Ideally, sunflower potting soil should feel slightly moist.
If the soil feels too dry at the top and the base of the pot then submerge the root ball of the sunflower in a basin of water for 10 minutes or so. This ensures that water soaks into the soil properly if it has baked hard and reaches the roots.
After a good soak, take the sunflower out of the basin and allow the soil to drain. The leaves should perk up over the next few days.
If the potting soil feels boggy at the base and the pot scale back any watering and let the soil drain properly.
Replant the sunflower in a pot with drainage holes in the base and empty any trays or saucers of excess water regularly to ensure good drainage.
Once the soil drains properly the roots can respire and function properly so that they are able to transport water and nutrients to the sunflower leaves.
However, if the sunflower has been in boggy soil for too long then it is likely to have root rot and is very difficult for the plant to recover after its roots die back.
Sunflower Seedling Drooping
The reason a sunflower seedling is drooping is usually because of a combination of high temperatures and intense sunlight.
Both of these factors can dry the soil too quickly for the roots to draw up moisture.
Sunflower seedlings do not have a well-developed root system, so the leaves droop in response to excess heat as a survival strategy, to reduce the size of the leaf’s surface area which reduces water loss from the leaves due to transpiration.
This can often be the case if you are growing the seedlings indoors as the humidity is often much lower indoors, which can further sap moisture from the leaves and the soil.
When the sunflower is a seedling, the soil should be moist but not boggy, therefore I would caution against excess watering every day which can make the soil saturated as opposed to moist, which can deprive the roots of oxygen and cause the seedling to droop.
How to Save Drooping Sunflower Seedling…
To save the seedling, ensure the soil is evenly moist, but not boggy. This is achieved through good well-draining, porous compost, and more frequent watering whilst the seedling starts to grow.
It is important to be careful when watering seedlings, so you do not wash away the compost, so use a very fine shower head (rose) for your watering can.
Whilst the seedling is drooping, it is a good idea to temporarily move the seedling to a cooler area if possible, as say for example, a window sill can get very hot in Summer, whereas it may be cooler and more humid outdoors.
I recommend placing the seedlings in a location of morning sun (which is much cooler) followed by shade in the afternoon which reduces the temperatures and decreases the rate of evaporation from the soil and therefore reduces the stress on the plant.
- A dying sunflower is often because the sunflower is in too much shade or the soil is too damp. Sunflowers need at least 6 hours of sun and well-draining soil. Sunflowers droop and die back before flowering in too much shade. If the soil is too damp the sunflower’s leaves turn yellow with a wilting, dying appearance.

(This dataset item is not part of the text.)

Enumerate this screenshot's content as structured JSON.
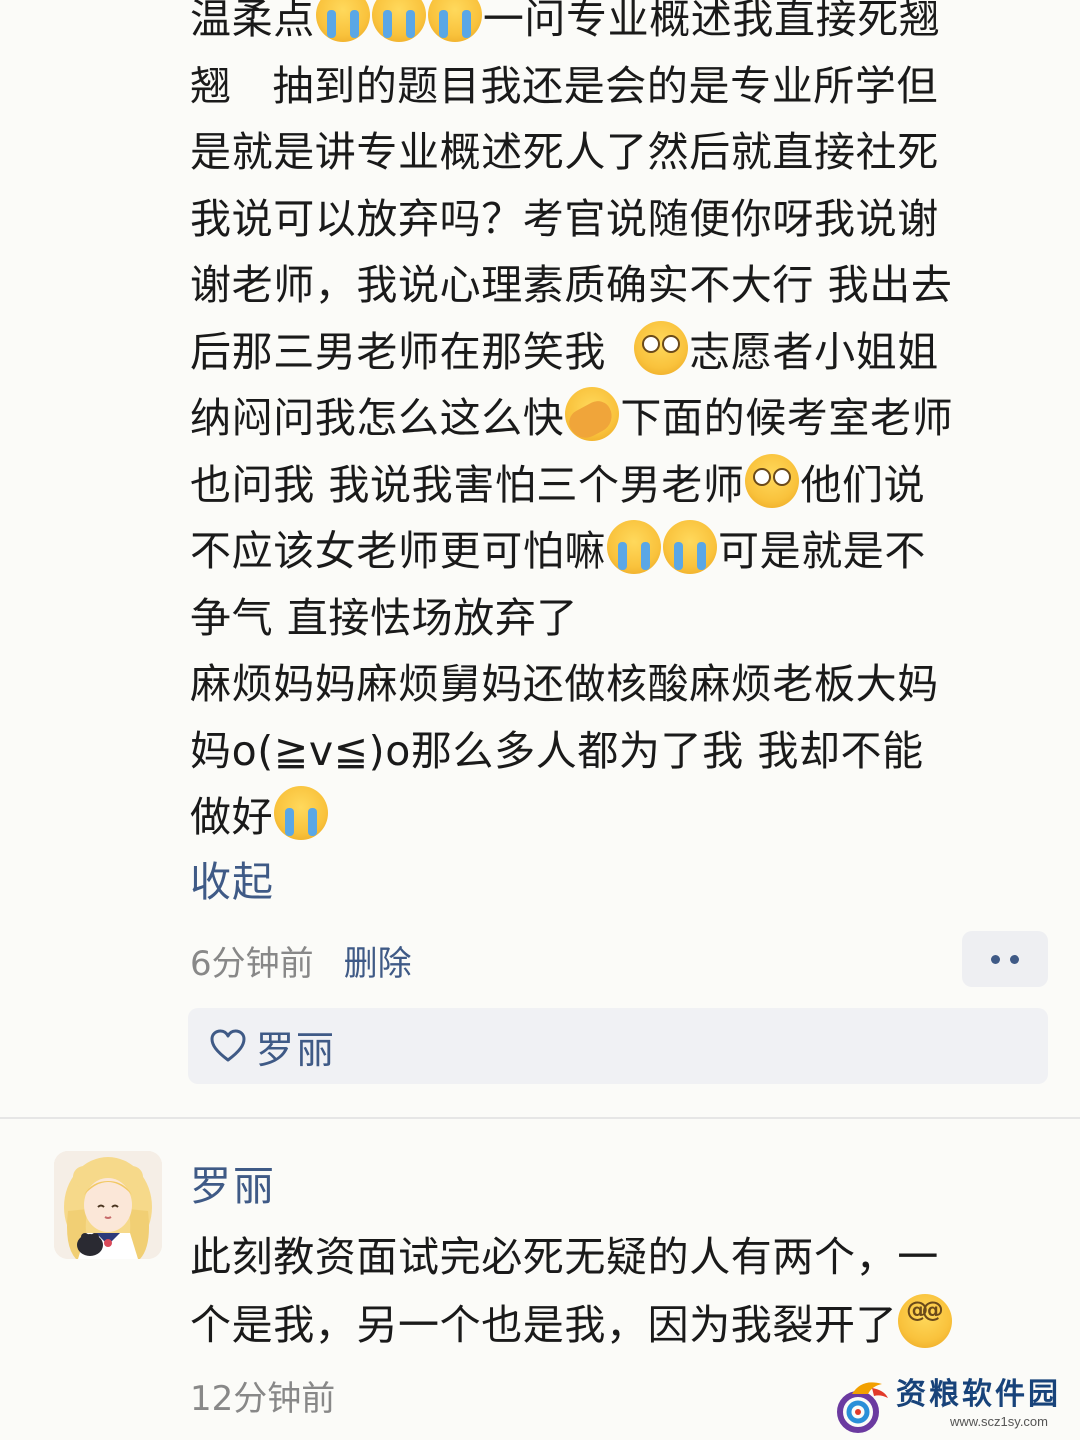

- The reason for potted sunflower leaves and flowers wilting and dying is because the pot is too small and dries out too quickly in full sun and the roots cannot draw up the moisture they need before the soil is dry, which causes the leaves to wilt.
- The reasons for indoor sunflowers dying are because of a lack of sunshine and their pots being too small. Sunflowers have extensive roots. Smaller pots have less capacity for soil and moisture so the sunflowers cannot uptake the water and nutrients they need, resulting in wilting, dying sunflowers.
- Sunflower seedlings wilt because of high temperatures which can dry out the soil. The seedling’s wilting leaves reduce the surface area of each leaf to help minimize water loss if the temperature is high and the soil is drying quickly.
- To revive dying sunflowers, it is important to emulate the conditions of their natural environment, by planting sunflowers in well-draining yet evenly moist soil, moving the sunflower to full sun, and always planting sunflowers in larger pots so their roots can uptake the nutrients and moisture it needs to grow and flower.